(Materials provided Opens)
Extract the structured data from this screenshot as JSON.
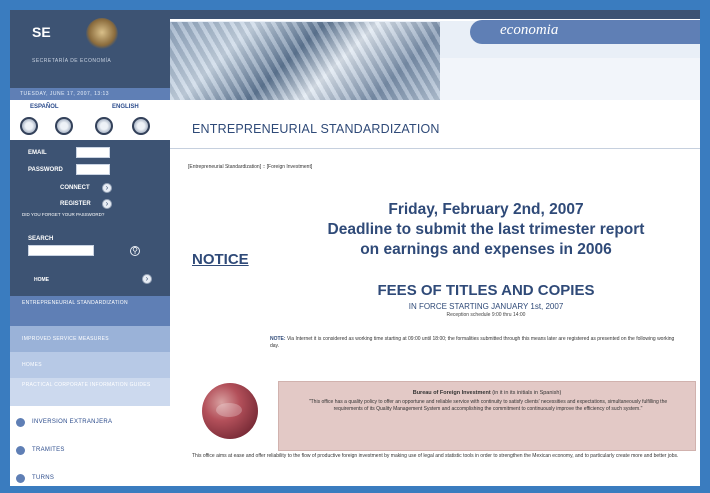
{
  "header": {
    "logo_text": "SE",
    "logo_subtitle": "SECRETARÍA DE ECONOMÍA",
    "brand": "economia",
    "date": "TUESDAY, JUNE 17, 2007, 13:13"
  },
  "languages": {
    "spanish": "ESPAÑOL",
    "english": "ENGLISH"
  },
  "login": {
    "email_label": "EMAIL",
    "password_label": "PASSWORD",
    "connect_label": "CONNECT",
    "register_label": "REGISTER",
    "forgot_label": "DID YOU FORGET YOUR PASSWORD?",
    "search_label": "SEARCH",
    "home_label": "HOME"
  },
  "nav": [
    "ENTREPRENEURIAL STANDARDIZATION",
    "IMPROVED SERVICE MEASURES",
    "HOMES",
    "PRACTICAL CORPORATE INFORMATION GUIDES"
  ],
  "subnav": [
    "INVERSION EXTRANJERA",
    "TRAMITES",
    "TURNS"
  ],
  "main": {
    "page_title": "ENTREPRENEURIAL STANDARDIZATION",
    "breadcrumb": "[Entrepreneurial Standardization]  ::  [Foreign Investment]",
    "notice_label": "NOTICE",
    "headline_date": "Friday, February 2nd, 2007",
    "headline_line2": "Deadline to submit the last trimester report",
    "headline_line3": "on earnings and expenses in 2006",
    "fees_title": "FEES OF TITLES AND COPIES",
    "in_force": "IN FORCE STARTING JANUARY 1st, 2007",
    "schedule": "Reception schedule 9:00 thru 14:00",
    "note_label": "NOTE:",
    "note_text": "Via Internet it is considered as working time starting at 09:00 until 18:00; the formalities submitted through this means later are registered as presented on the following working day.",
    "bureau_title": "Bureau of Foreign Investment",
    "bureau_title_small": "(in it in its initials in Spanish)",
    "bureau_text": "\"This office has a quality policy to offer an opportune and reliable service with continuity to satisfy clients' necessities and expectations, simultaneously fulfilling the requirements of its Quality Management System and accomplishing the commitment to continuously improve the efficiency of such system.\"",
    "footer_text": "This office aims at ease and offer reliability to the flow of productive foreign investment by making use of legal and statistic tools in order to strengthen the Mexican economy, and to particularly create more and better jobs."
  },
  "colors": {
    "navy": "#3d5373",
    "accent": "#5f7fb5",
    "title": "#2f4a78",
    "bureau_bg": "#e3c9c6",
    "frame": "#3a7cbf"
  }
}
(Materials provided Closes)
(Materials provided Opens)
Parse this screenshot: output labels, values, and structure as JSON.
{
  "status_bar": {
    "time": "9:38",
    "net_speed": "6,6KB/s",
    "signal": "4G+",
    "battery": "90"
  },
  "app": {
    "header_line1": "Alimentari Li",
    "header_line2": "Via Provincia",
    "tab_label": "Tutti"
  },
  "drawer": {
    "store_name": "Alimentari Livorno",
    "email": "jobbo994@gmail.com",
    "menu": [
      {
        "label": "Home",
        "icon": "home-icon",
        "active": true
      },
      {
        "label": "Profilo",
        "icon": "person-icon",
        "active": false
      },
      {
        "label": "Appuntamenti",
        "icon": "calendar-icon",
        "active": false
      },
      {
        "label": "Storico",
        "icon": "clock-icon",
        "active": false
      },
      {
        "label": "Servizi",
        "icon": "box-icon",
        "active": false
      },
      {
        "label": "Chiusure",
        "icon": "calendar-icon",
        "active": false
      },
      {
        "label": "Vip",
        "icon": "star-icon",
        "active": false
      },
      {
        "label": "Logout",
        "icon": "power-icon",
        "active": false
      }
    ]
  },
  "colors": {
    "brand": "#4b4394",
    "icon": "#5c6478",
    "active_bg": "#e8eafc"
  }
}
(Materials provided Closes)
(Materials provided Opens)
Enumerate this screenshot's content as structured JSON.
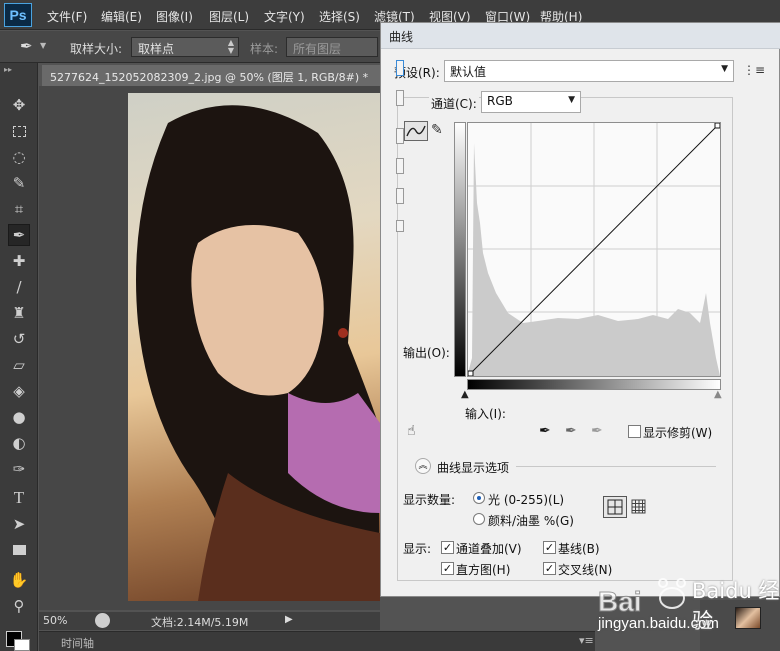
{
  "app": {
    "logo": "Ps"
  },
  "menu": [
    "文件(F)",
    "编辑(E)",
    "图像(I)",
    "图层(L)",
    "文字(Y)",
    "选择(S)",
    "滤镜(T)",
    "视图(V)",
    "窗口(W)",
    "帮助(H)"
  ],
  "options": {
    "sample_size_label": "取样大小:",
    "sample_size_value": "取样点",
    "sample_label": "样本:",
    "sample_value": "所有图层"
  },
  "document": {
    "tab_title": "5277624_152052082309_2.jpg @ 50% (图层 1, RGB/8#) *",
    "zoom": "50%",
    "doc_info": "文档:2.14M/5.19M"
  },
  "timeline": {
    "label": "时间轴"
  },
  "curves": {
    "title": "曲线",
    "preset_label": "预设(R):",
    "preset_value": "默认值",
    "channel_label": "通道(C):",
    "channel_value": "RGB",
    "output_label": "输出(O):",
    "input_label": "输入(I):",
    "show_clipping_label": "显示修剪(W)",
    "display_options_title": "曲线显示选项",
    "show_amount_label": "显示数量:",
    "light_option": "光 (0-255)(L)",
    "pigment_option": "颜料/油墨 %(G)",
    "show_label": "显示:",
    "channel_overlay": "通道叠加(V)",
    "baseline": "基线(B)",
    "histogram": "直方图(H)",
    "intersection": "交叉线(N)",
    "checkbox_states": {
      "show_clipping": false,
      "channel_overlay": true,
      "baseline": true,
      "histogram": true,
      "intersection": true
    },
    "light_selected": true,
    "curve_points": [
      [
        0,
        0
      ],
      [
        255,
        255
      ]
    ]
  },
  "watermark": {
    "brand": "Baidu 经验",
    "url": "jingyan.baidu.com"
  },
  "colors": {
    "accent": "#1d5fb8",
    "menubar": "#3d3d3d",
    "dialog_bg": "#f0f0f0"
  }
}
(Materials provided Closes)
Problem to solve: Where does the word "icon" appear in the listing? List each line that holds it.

Exercise solution:
        "icon": "home-icon",
        "icon": "person-icon",
        "icon": "calendar-icon",
        "icon": "clock-icon",
        "icon": "box-icon",
        "icon": "calendar-icon",
        "icon": "star-icon",
        "icon": "power-icon",
    "icon": "#5c6478",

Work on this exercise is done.